The 2020 White Sox did pretty well against right-handed pitching. A 113 wRC+ wasn’t anything like the warpath they unleashed on lefties, but it was still one of the best marks in the league.
The 2021 White Sox hit right-handed pitching slightly less well, although a 108 wRC+ was nothing at all to sneeze at. Not quite the powerhouse we anticipated, but with the injuries the team suffered, it was a reasonable result.
The results were there on the whole in 2021, but there were cracks in the armor. The thing about that 2021 wRC+ is that lefties were responsible for most of the damage (114 wRC+), while Sox righties were just a smidge above-average against same-handed pitchers.
In 2022, the chickens have come home to roost: Against lefties, the White Sox remain a force, with a 120 wRC+ that’s second in the American League. Unfortunately, there are far more righty starters than lefty starters, and Chicago’s 83 wRC+ against righties — boosted a non-insignificant margin on Thursday night — is third-last in the majors, better than only Detroit and Oakland. Fantastic company.
A lot of that left-on-right damage in 2021 came from sources that aren’t available to the 2022 White Sox: Brian Goodwin and Jake Lamb have moved on, and while they were nothing close to special — barely average on a rate basis — the team did virtually nothing to replace the 14 homers, 42 RBIs, and 50 walks they contributed to last year’s offense. It’s far too early to say that last summer’s Gavin Sheets was a mirage, but an inability to reproduce a .506 slugging was not an unpredictable occurrence. Leury is Leury.

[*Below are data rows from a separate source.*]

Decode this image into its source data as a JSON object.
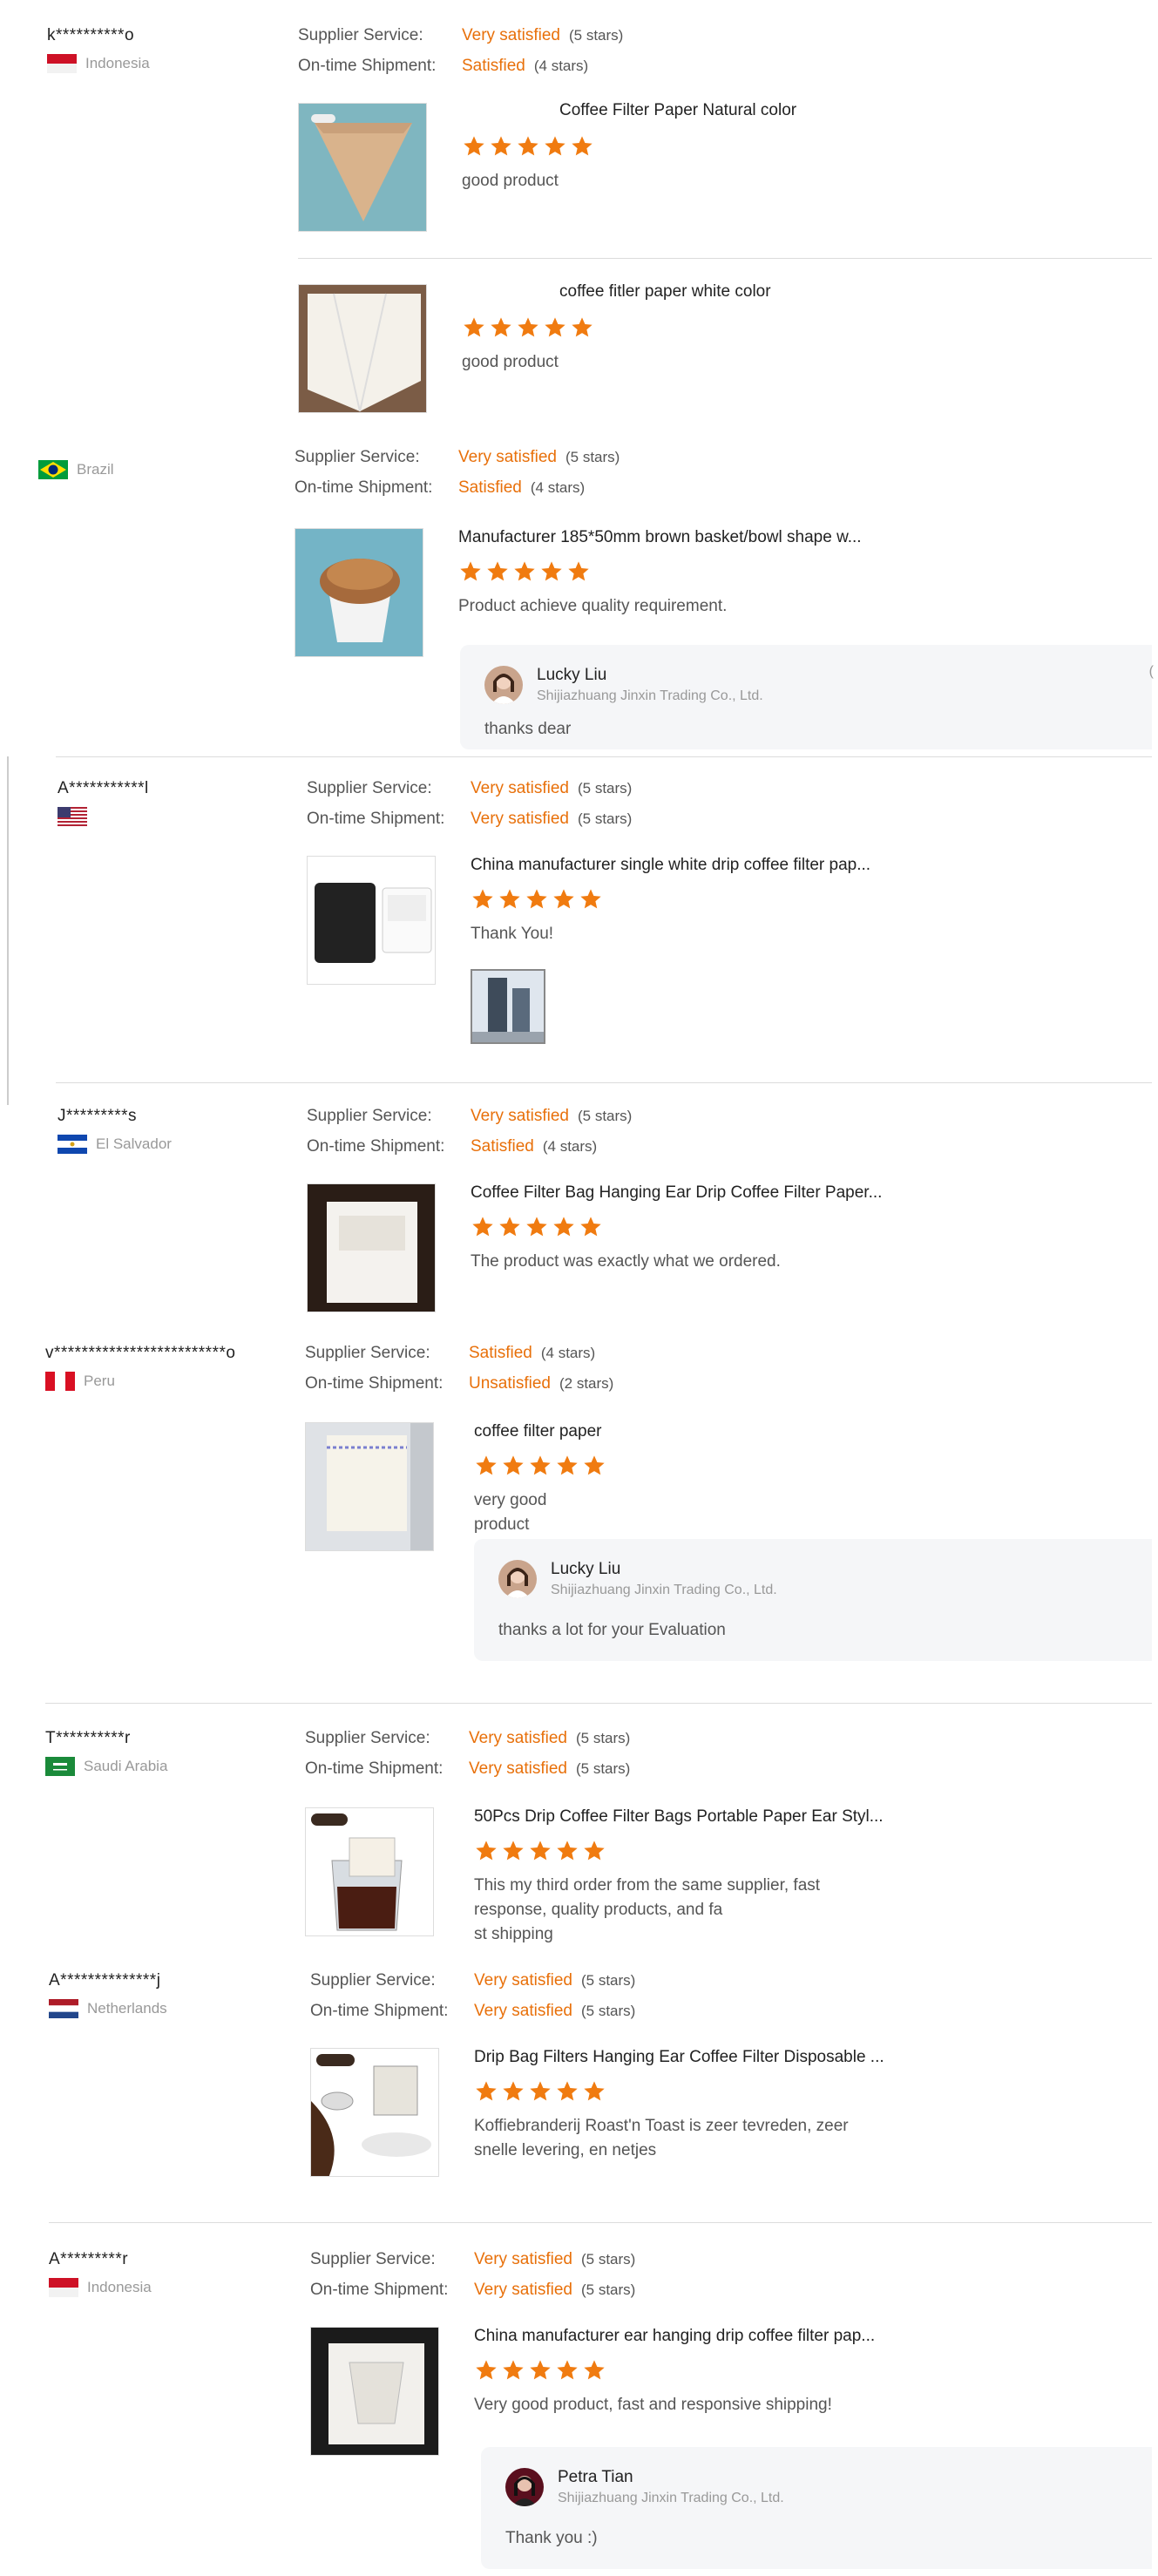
{
  "labels": {
    "supplier_service": "Supplier Service:",
    "ontime_shipment": "On-time Shipment:"
  },
  "star_color": "#f07b10",
  "accent_color": "#e8700a",
  "reviews": [
    {
      "user": "k**********o",
      "country": "Indonesia",
      "flag": "indonesia",
      "supplier_service": "Very satisfied",
      "supplier_stars": "(5 stars)",
      "shipment": "Satisfied",
      "shipment_stars": "(4 stars)",
      "products": [
        {
          "title": "Coffee Filter Paper Natural color",
          "rating": 5,
          "comment": "good product"
        },
        {
          "title": "coffee fitler paper white color",
          "rating": 5,
          "comment": "good product"
        }
      ]
    },
    {
      "user": "",
      "country": "Brazil",
      "flag": "brazil",
      "supplier_service": "Very satisfied",
      "supplier_stars": "(5 stars)",
      "shipment": "Satisfied",
      "shipment_stars": "(4 stars)",
      "products": [
        {
          "title": "Manufacturer 185*50mm brown basket/bowl shape w...",
          "rating": 5,
          "comment": "Product achieve quality requirement."
        }
      ],
      "reply": {
        "name": "Lucky Liu",
        "company": "Shijiazhuang Jinxin Trading Co., Ltd.",
        "text": "thanks dear",
        "date": "("
      }
    },
    {
      "user": "A***********l",
      "country": "",
      "flag": "usa",
      "supplier_service": "Very satisfied",
      "supplier_stars": "(5 stars)",
      "shipment": "Very satisfied",
      "shipment_stars": "(5 stars)",
      "products": [
        {
          "title": "China manufacturer single white drip coffee filter pap...",
          "rating": 5,
          "comment": "Thank You!"
        }
      ]
    },
    {
      "user": "J*********s",
      "country": "El Salvador",
      "flag": "elsalvador",
      "supplier_service": "Very satisfied",
      "supplier_stars": "(5 stars)",
      "shipment": "Satisfied",
      "shipment_stars": "(4 stars)",
      "products": [
        {
          "title": "Coffee Filter Bag Hanging Ear Drip Coffee Filter Paper...",
          "rating": 5,
          "comment": "The product was exactly what we ordered."
        }
      ]
    },
    {
      "user": "v*************************o",
      "country": "Peru",
      "flag": "peru",
      "supplier_service": "Satisfied",
      "supplier_stars": "(4 stars)",
      "shipment": "Unsatisfied",
      "shipment_stars": "(2 stars)",
      "products": [
        {
          "title": "coffee filter paper",
          "rating": 5,
          "comment": "very good product"
        }
      ],
      "reply": {
        "name": "Lucky Liu",
        "company": "Shijiazhuang Jinxin Trading Co., Ltd.",
        "text": "thanks a lot for your Evaluation"
      }
    },
    {
      "user": "T**********r",
      "country": "Saudi Arabia",
      "flag": "saudi",
      "supplier_service": "Very satisfied",
      "supplier_stars": "(5 stars)",
      "shipment": "Very satisfied",
      "shipment_stars": "(5 stars)",
      "products": [
        {
          "title": "50Pcs Drip Coffee Filter Bags Portable Paper Ear Styl...",
          "rating": 5,
          "comment": "This my third order from the same supplier, fast response, quality products, and fa",
          "comment2": "st shipping"
        }
      ]
    },
    {
      "user": "A**************j",
      "country": "Netherlands",
      "flag": "netherlands",
      "supplier_service": "Very satisfied",
      "supplier_stars": "(5 stars)",
      "shipment": "Very satisfied",
      "shipment_stars": "(5 stars)",
      "products": [
        {
          "title": "Drip Bag Filters Hanging Ear Coffee Filter Disposable ...",
          "rating": 5,
          "comment": "Koffiebranderij Roast'n Toast is zeer tevreden, zeer snelle levering, en netjes"
        }
      ]
    },
    {
      "user": "A*********r",
      "country": "Indonesia",
      "flag": "indonesia",
      "supplier_service": "Very satisfied",
      "supplier_stars": "(5 stars)",
      "shipment": "Very satisfied",
      "shipment_stars": "(5 stars)",
      "products": [
        {
          "title": "China manufacturer ear hanging drip coffee filter pap...",
          "rating": 5,
          "comment": "Very good product, fast and responsive shipping!"
        }
      ],
      "reply": {
        "name": "Petra Tian",
        "company": "Shijiazhuang Jinxin Trading Co., Ltd.",
        "text": "Thank you :)"
      }
    }
  ]
}
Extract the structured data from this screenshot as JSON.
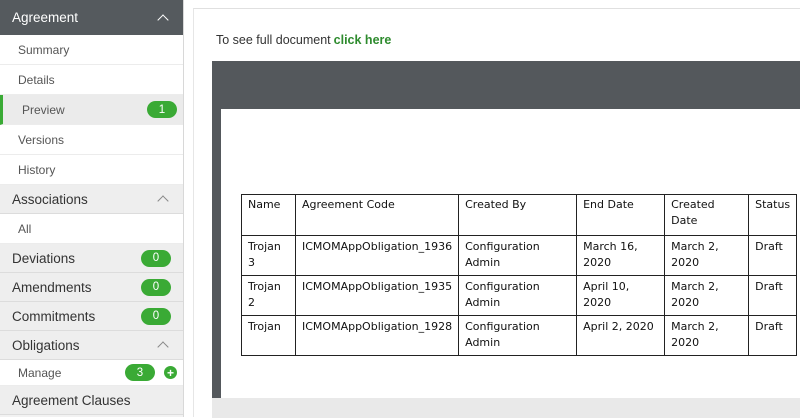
{
  "sidebar": {
    "agreement": {
      "label": "Agreement",
      "items": [
        {
          "label": "Summary"
        },
        {
          "label": "Details"
        },
        {
          "label": "Preview",
          "badge": "1"
        },
        {
          "label": "Versions"
        },
        {
          "label": "History"
        }
      ]
    },
    "associations": {
      "label": "Associations",
      "items": [
        {
          "label": "All"
        }
      ]
    },
    "deviations": {
      "label": "Deviations",
      "badge": "0"
    },
    "amendments": {
      "label": "Amendments",
      "badge": "0"
    },
    "commitments": {
      "label": "Commitments",
      "badge": "0"
    },
    "obligations": {
      "label": "Obligations",
      "items": [
        {
          "label": "Manage",
          "badge": "3"
        }
      ]
    },
    "agreement_clauses": {
      "label": "Agreement Clauses"
    }
  },
  "main": {
    "see_full_text": "To see full document",
    "click_here": "click here",
    "table": {
      "headers": [
        "Name",
        "Agreement Code",
        "Created By",
        "End Date",
        "Created Date",
        "Status"
      ],
      "rows": [
        {
          "name": [
            "Trojan",
            "3"
          ],
          "code": "ICMOMAppObligation_1936",
          "created_by": [
            "Configuration",
            "Admin"
          ],
          "end_date": [
            "March 16,",
            "2020"
          ],
          "created_date": [
            "March 2,",
            "2020"
          ],
          "status": "Draft"
        },
        {
          "name": [
            "Trojan",
            "2"
          ],
          "code": "ICMOMAppObligation_1935",
          "created_by": [
            "Configuration",
            "Admin"
          ],
          "end_date": [
            "April 10, 2020",
            ""
          ],
          "created_date": [
            "March 2,",
            "2020"
          ],
          "status": "Draft"
        },
        {
          "name": [
            "Trojan",
            ""
          ],
          "code": "ICMOMAppObligation_1928",
          "created_by": [
            "Configuration",
            "Admin"
          ],
          "end_date": [
            "April 2, 2020",
            ""
          ],
          "created_date": [
            "March 2,",
            "2020"
          ],
          "status": "Draft"
        }
      ]
    }
  },
  "colors": {
    "accent": "#3aaa35",
    "header_dark": "#555a5e",
    "viewer_dark": "#54585c"
  }
}
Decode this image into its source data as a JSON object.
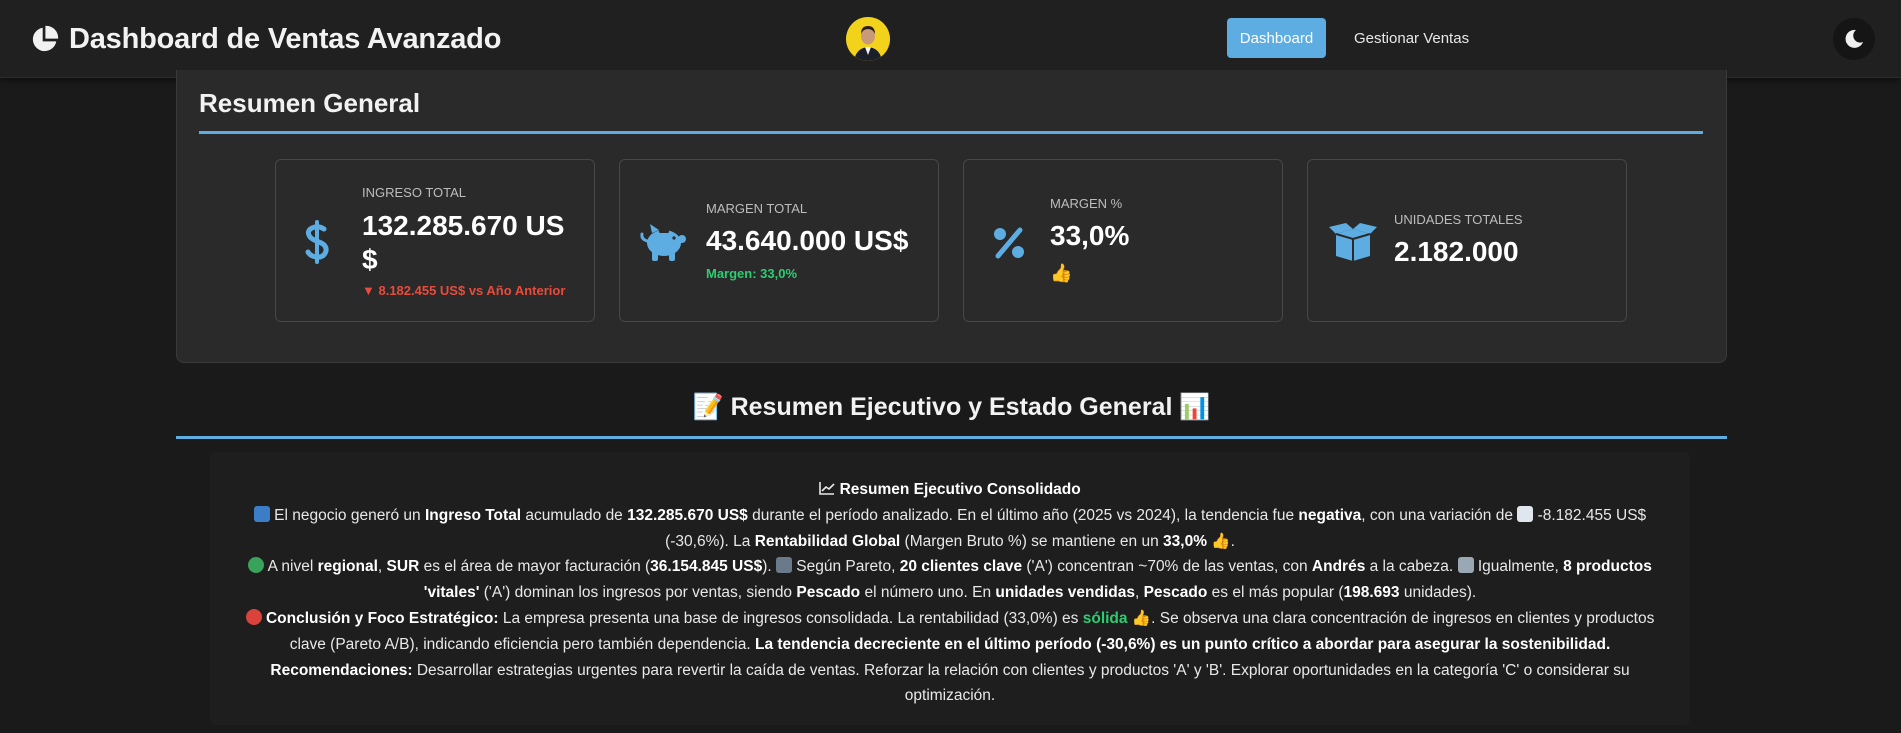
{
  "navbar": {
    "title": "Dashboard de Ventas Avanzado",
    "nav": {
      "dashboard": "Dashboard",
      "manage": "Gestionar Ventas"
    }
  },
  "summary": {
    "title": "Resumen General",
    "kpis": {
      "revenue": {
        "label": "INGRESO TOTAL",
        "value_line1": "132.285.670 US",
        "value_line2": "$",
        "sub": "▼ 8.182.455 US$ vs Año Anterior"
      },
      "margin": {
        "label": "MARGEN TOTAL",
        "value": "43.640.000 US$",
        "sub": "Margen: 33,0%"
      },
      "margin_pct": {
        "label": "MARGEN %",
        "value": "33,0%",
        "emoji": "👍"
      },
      "units": {
        "label": "UNIDADES TOTALES",
        "value": "2.182.000"
      }
    },
    "colors": {
      "accent": "#5dade2",
      "negative": "#e74c3c",
      "positive": "#2ecc71"
    }
  },
  "executive": {
    "title": "📝 Resumen Ejecutivo y Estado General 📊",
    "heading": "Resumen Ejecutivo Consolidado",
    "p1": {
      "t1": "El negocio generó un ",
      "b1": "Ingreso Total",
      "t2": " acumulado de ",
      "b2": "132.285.670 US$",
      "t3": " durante el período analizado. En el último año (2025 vs 2024), la tendencia fue ",
      "b3": "negativa",
      "t4": ", con una variación de ",
      "t5": " -8.182.455 US$ (-30,6%). La ",
      "b4": "Rentabilidad Global",
      "t6": " (Margen Bruto %) se mantiene en un ",
      "b5": "33,0%",
      "t7": " 👍."
    },
    "p2": {
      "t1": " A nivel ",
      "b1": "regional",
      "t2": ", ",
      "b2": "SUR",
      "t3": " es el área de mayor facturación (",
      "b3": "36.154.845 US$",
      "t4": "). ",
      "t5": " Según Pareto, ",
      "b4": "20 clientes clave",
      "t6": " ('A') concentran ~70% de las ventas, con ",
      "b5": "Andrés",
      "t7": " a la cabeza. ",
      "t8": " Igualmente, ",
      "b6": "8 productos 'vitales'",
      "t9": " ('A') dominan los ingresos por ventas, siendo ",
      "b7": "Pescado",
      "t10": " el número uno. En ",
      "b8": "unidades vendidas",
      "t11": ", ",
      "b9": "Pescado",
      "t12": " es el más popular (",
      "b10": "198.693",
      "t13": " unidades)."
    },
    "p3": {
      "b1": "Conclusión y Foco Estratégico:",
      "t1": " La empresa presenta una base de ingresos consolidada. La rentabilidad (33,0%) es ",
      "b2": "sólida",
      "t2": " 👍. Se observa una clara concentración de ingresos en clientes y productos clave (Pareto A/B), indicando eficiencia pero también dependencia. ",
      "b3": "La tendencia decreciente en el último período (-30,6%) es un punto crítico a abordar para asegurar la sostenibilidad."
    },
    "p4": {
      "b1": "Recomendaciones:",
      "t1": " Desarrollar estrategias urgentes para revertir la caída de ventas. Reforzar la relación con clientes y productos 'A' y 'B'. Explorar oportunidades en la categoría 'C' o considerar su optimización."
    }
  }
}
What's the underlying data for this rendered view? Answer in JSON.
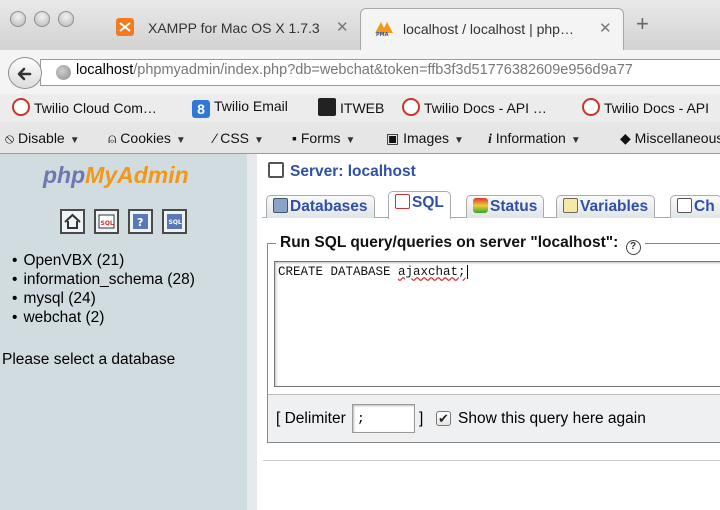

The offseason additions to the offense were both right-handers. Josh Harrison does little to move the needle strongly in any direction, and though AJ Pollock has delivered vaguely inverse platoon splits at times in recent years — and is a very dangerous hitter when hot — his presence does little to solve the balance problem that has contributed to the ends of Chicago’s two most recent playoff series.
There’s the critical part. Imbalanced as it is, the White Sox still have a playoff-caliber starting lineup at full strength. But when the field is narrowed to the best of the best and everything comes down a few individual games, these matchups are critical.
The 2020 season ended when the White Sox failed to beat Chris Bassitt and a convoy of right-handed Oakland relievers. And the 92 pitches it took Bassitt to work through seven one-run innings would have looked at home in 2022. Oakland righties then threw 8 2⁄3 of the nine innings in the decisive Game 3.
The 2021 season ended when the White Sox couldn’t beat Lance McCullers Jr., who allowed just one run over 10 2⁄3 innings in the ALDS, and that innings total would have been even higher had he not departed Game 4 with an injury. McCullers has run a fairly sizable reverse platoon split over the course of his career, and Yoán Moncada and Yasmani Grandal were the team’s only lefthanders capable of doing much damage against a pitcher of his caliber.
In moments like these, it becomes a serious weakness that the bulk of the team’s best hitters are right-handed, with average-at-best plate discipline. All three of the White Sox home runs in the ALDS were left-on-right. There was plenty of failure to go around, but on the offensive side, part of the team’s problem boiled down to right-handed hitters’ inability to do anything but hit singles against the solid Houston pitching staff.
The White Sox offense is already starting to play a little bit better here in 2022. Thursday afternoon saw a season-high 14 hits; Pollock is starting to round into form; José Abreu is definitively hitting the ball better. If Moncada, Grandal, or Andrew Vaughn start to shake off the rust, there could be plenty to get excited about.
All the same, the handedness imbalance hasn’t been addressed. Things will certainly look great when Moncada, Grandal, and García or Sheets are in a groove. When push comes to shove, however, there’s a reason the 2022 Sox have been repeatedly shut down by mediocre righties seemingly more adept than in the past at exploiting weaknesses that go with being so top-heavy. Early or not, getting beaten for 6-7 innings by pitchers like Zach Plesac, Dylan Bundy, Michael Lorenzen, Zack Greinke, and Brady Singer isn’t encouraging when it comes to the prospect of facing pitchers of the caliber they’ll see this weekend in New York.
There’s a reason they play the games, and we know the White Sox have hardly played to their full potential for more than one game at a time this season. There’s still time for roster adjustments to be made, or for some of the team’s talented righties to improve their approach. We just have to wait and see.